In my view, one of the most famous thought experiments in philosophy, John Searle’s Chinese Room experiment, has been decisively answered by science. The Chinese Room thinks. Here’s a recap of the argument from the SEP
The argument and thought-experiment now generally known as the Chinese Room Argument was first published in a 1980 article by American philosopher John Searle (1932– ). It has become one of the best-known arguments in recent philosophy. Searle imagines himself alone in a room following a computer program for responding to Chinese characters slipped under the door. Searle understands nothing of Chinese, and yet, by following the program for manipulating symbols and numerals just as a computer does, he sends appropriate strings of Chinese characters back out under the door, and this leads those outside to mistakenly suppose there is a Chinese speaker in the room.
The narrow conclusion of the argument is that programming a digital computer may make it appear to understand language but could not produce real understanding. Hence the “Turing Test” is inadequate. Searle argues that the thought experiment underscores the fact that computers merely use syntactic rules to manipulate symbol strings, but have no understanding of meaning or semantics. The broader conclusion of the argument is that the theory that human minds are computer-like computational or information processing systems is refuted. Instead minds must result from biological processes; computers can at best simulate these biological processes. Thus the argument has large implications for semantics, philosophy of language and mind, theories of consciousness, computer science and cognitive science generally. As a result, there have been many critical replies to the argument.
Now consider the recent and stunning output from Google’s Pathway Languages Model:
It seems obvious that the computer is reasoning. It certainly isn’t simply remembering. It is reasoning and at a pretty high level! To say that the computer doesn’t “understand” seems little better than a statement of religious faith or speciesism. Silicon can never have a soul! Biology transcends physics! Wetware is miraculous!
If you ask AI, do you understand? It will say yes. Just like a person. It’s true that AI is just a set of electronic neurons none of which “understand” but my neurons don’t understand anything either. It’s the system that understands. The Chinese room understands in any objective evaluation and the fact that it fails on some subjective impression of what it is or isn’t like to be an AI or a person is a failure of imagination not an argument. Unlike the Searle conclusion, the Turing test is theory-agnostic and fair–it’s like evaluating orchestra players behind a silk screen. Consciousness Is as Consciousness Does.
These arguments aren’t new but Searle’s thought experiment was first posed at a time when the output from AI looked stilted, limited, mechanical. It was easy to imagine that there was a difference in kind.
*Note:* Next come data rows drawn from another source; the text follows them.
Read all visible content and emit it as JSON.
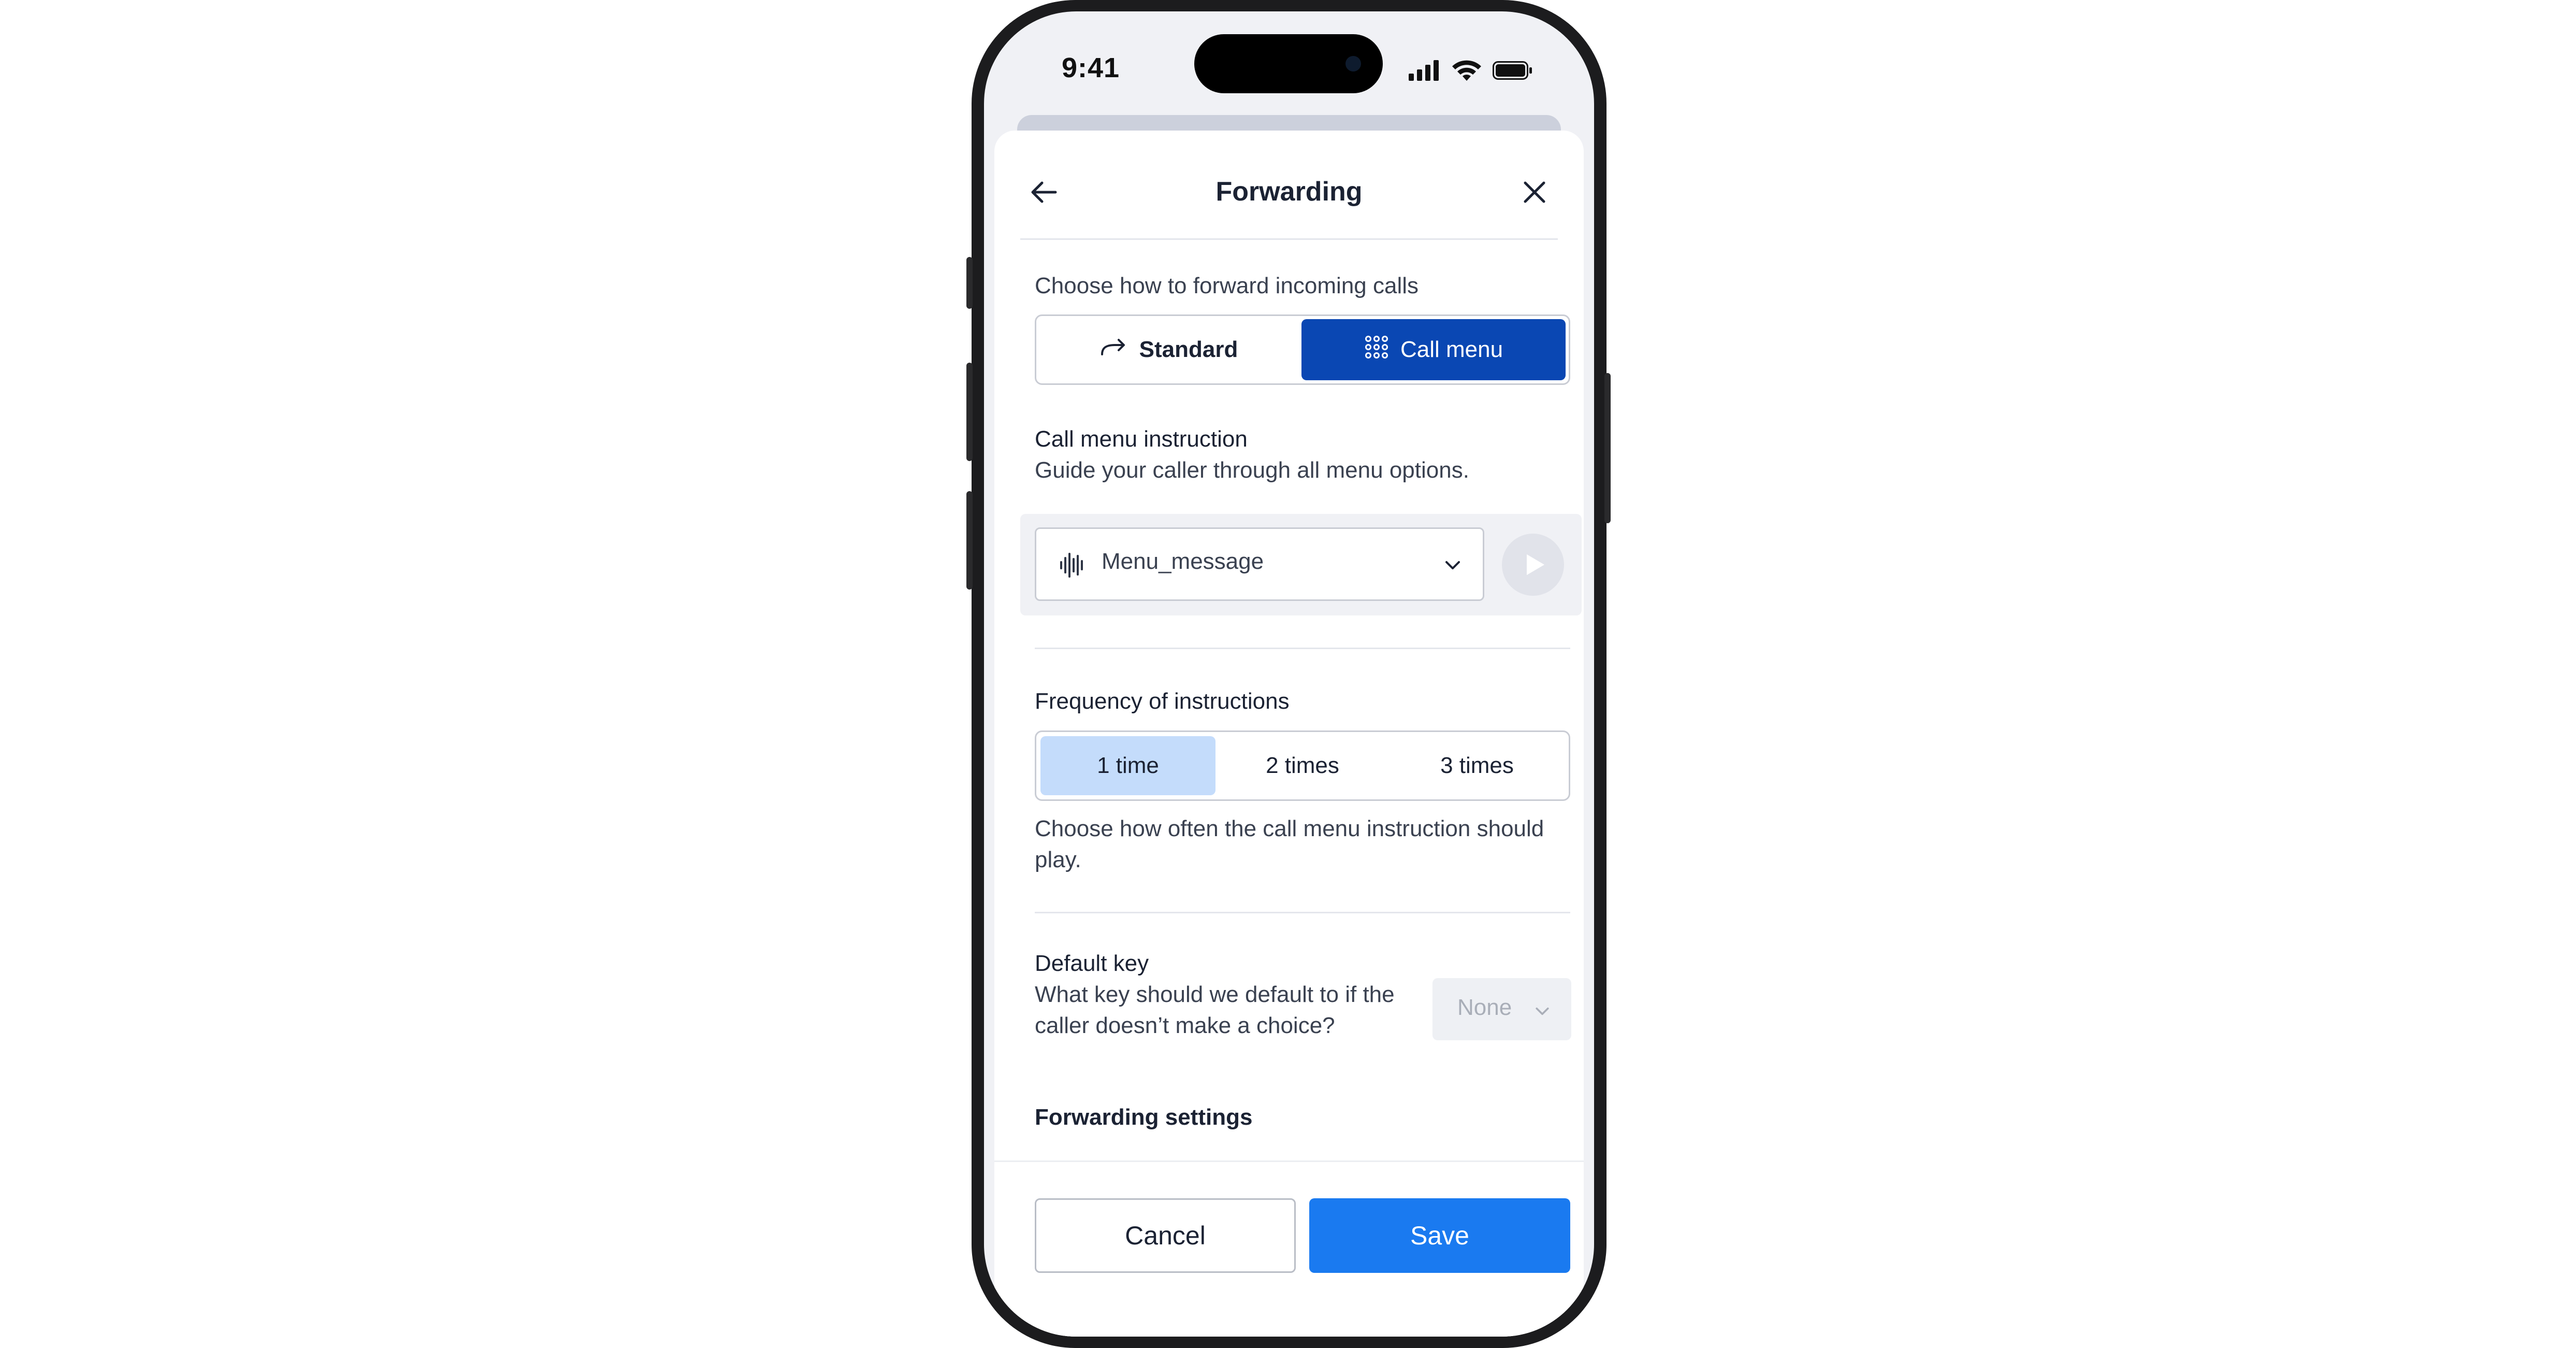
{
  "status_bar": {
    "time": "9:41"
  },
  "header": {
    "title": "Forwarding"
  },
  "forward_mode": {
    "prompt": "Choose how to forward incoming calls",
    "options": [
      "Standard",
      "Call menu"
    ],
    "selected": "Call menu"
  },
  "call_menu_instruction": {
    "title": "Call menu instruction",
    "description": "Guide your caller through all menu options.",
    "selected_file": "Menu_message"
  },
  "frequency": {
    "title": "Frequency of instructions",
    "options": [
      "1 time",
      "2 times",
      "3 times"
    ],
    "selected": "1 time",
    "help_line1": "Choose how often the call menu instruction should",
    "help_line2": "play."
  },
  "default_key": {
    "title": "Default key",
    "description_line1": "What key should we default to if the",
    "description_line2": "caller doesn’t make a choice?",
    "value": "None"
  },
  "forwarding_settings": {
    "title": "Forwarding settings"
  },
  "footer": {
    "cancel_label": "Cancel",
    "save_label": "Save"
  },
  "colors": {
    "primary": "#1a7af0",
    "selected_segment": "#0a47b3",
    "selected_frequency": "#c4dcfb"
  }
}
Now the output from AI looks fluid, general, human. It’s harder to imagine there is a difference in kind. The sheer ability of AI to reason, counter-balances our initial intuition, bias and hubris, making the defects in Searle’s argument easier to accept.